(Data about app and page elements)
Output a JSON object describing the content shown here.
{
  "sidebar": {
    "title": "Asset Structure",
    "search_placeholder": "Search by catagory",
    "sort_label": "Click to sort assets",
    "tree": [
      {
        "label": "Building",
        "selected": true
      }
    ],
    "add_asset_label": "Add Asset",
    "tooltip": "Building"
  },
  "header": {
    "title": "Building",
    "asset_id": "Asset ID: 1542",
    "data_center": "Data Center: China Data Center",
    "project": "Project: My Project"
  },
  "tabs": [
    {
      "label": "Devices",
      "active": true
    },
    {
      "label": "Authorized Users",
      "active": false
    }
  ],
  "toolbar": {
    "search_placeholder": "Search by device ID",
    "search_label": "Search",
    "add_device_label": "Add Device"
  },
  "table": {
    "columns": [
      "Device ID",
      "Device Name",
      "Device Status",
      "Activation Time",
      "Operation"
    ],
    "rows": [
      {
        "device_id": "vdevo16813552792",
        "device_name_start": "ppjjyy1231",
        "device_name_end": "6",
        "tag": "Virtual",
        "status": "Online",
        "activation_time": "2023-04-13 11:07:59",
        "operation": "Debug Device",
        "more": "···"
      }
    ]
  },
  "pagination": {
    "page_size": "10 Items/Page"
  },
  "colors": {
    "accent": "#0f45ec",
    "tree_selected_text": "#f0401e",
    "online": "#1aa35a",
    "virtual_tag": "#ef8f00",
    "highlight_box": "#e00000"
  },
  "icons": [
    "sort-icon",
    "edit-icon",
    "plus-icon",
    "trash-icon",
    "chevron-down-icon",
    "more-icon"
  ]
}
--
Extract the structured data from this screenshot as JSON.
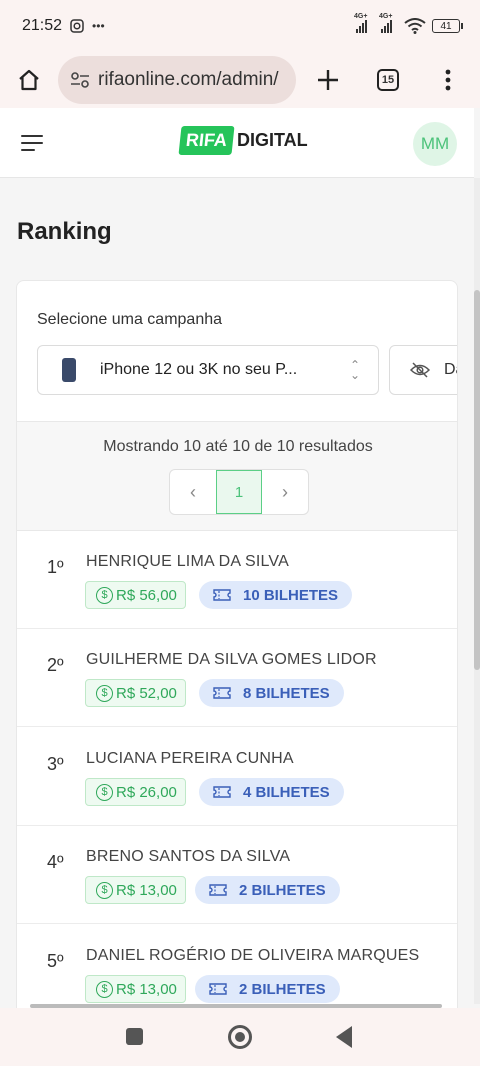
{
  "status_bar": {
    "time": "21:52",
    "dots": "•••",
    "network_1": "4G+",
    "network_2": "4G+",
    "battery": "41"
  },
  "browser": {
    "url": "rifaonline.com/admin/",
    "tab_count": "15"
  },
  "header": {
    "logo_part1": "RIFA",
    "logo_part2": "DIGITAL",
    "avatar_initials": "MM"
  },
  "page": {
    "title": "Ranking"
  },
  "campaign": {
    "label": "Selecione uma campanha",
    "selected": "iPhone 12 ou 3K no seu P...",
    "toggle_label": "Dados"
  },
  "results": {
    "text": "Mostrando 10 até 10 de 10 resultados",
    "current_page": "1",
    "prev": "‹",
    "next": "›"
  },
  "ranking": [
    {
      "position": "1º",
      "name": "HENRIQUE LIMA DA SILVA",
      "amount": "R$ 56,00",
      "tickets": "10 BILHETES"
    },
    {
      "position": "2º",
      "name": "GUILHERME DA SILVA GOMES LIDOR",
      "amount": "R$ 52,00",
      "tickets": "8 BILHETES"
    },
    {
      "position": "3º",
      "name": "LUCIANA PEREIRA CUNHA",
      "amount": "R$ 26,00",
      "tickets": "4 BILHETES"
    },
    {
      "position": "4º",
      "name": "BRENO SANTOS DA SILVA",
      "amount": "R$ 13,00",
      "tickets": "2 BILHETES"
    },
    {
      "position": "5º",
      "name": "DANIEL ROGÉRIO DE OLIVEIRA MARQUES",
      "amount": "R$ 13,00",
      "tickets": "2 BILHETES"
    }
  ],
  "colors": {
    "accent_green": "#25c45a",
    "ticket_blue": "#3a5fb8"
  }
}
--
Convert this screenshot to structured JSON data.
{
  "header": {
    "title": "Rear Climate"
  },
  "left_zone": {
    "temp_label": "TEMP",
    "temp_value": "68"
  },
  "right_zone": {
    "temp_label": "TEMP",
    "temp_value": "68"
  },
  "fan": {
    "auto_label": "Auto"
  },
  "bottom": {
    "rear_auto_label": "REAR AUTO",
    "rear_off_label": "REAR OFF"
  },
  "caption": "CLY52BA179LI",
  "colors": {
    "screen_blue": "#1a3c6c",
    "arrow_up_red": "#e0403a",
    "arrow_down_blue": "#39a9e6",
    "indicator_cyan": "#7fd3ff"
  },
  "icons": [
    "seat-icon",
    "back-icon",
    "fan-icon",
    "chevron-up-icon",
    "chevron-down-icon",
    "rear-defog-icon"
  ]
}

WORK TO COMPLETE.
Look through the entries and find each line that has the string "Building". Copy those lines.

TASK RESPONSE.
        "label": "Building",
    "tooltip": "Building"
    "title": "Building",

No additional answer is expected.